BEGIN RECORD EXTRACTS

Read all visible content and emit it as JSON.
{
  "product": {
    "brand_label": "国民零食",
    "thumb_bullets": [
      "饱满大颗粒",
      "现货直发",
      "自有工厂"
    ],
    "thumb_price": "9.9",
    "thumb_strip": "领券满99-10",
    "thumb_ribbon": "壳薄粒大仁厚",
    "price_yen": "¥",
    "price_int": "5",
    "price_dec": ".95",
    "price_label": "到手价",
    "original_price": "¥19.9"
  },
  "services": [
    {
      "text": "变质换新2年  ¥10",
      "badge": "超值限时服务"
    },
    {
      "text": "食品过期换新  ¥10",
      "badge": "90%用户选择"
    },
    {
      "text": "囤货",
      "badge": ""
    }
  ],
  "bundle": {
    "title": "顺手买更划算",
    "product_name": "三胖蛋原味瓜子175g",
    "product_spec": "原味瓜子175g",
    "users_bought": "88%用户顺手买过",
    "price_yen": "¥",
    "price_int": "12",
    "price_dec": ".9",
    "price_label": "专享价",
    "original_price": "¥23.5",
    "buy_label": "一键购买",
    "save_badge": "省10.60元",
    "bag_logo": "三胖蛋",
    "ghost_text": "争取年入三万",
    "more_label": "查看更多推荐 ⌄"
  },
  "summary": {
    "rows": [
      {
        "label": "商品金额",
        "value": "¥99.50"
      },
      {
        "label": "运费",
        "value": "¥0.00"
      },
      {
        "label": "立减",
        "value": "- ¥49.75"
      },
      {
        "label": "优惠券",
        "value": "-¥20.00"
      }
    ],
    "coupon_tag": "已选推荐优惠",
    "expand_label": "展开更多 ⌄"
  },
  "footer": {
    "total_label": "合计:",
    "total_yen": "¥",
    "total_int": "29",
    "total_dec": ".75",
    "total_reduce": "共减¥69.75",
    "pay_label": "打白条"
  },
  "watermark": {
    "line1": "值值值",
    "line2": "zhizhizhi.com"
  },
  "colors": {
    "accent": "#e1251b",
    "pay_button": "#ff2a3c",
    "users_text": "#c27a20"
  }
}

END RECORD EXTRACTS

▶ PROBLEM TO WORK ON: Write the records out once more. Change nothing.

▶ TASK RESULT:
Read all visible content and emit it as JSON.
{
  "product": {
    "brand_label": "国民零食",
    "thumb_bullets": [
      "饱满大颗粒",
      "现货直发",
      "自有工厂"
    ],
    "thumb_price": "9.9",
    "thumb_strip": "领券满99-10",
    "thumb_ribbon": "壳薄粒大仁厚",
    "price_yen": "¥",
    "price_int": "5",
    "price_dec": ".95",
    "price_label": "到手价",
    "original_price": "¥19.9"
  },
  "services": [
    {
      "text": "变质换新2年  ¥10",
      "badge": "超值限时服务"
    },
    {
      "text": "食品过期换新  ¥10",
      "badge": "90%用户选择"
    },
    {
      "text": "囤货",
      "badge": ""
    }
  ],
  "bundle": {
    "title": "顺手买更划算",
    "product_name": "三胖蛋原味瓜子175g",
    "product_spec": "原味瓜子175g",
    "users_bought": "88%用户顺手买过",
    "price_yen": "¥",
    "price_int": "12",
    "price_dec": ".9",
    "price_label": "专享价",
    "original_price": "¥23.5",
    "buy_label": "一键购买",
    "save_badge": "省10.60元",
    "bag_logo": "三胖蛋",
    "ghost_text": "争取年入三万",
    "more_label": "查看更多推荐 ⌄"
  },
  "summary": {
    "rows": [
      {
        "label": "商品金额",
        "value": "¥99.50"
      },
      {
        "label": "运费",
        "value": "¥0.00"
      },
      {
        "label": "立减",
        "value": "- ¥49.75"
      },
      {
        "label": "优惠券",
        "value": "-¥20.00"
      }
    ],
    "coupon_tag": "已选推荐优惠",
    "expand_label": "展开更多 ⌄"
  },
  "footer": {
    "total_label": "合计:",
    "total_yen": "¥",
    "total_int": "29",
    "total_dec": ".75",
    "total_reduce": "共减¥69.75",
    "pay_label": "打白条"
  },
  "watermark": {
    "line1": "值值值",
    "line2": "zhizhizhi.com"
  },
  "colors": {
    "accent": "#e1251b",
    "pay_button": "#ff2a3c",
    "users_text": "#c27a20"
  }
}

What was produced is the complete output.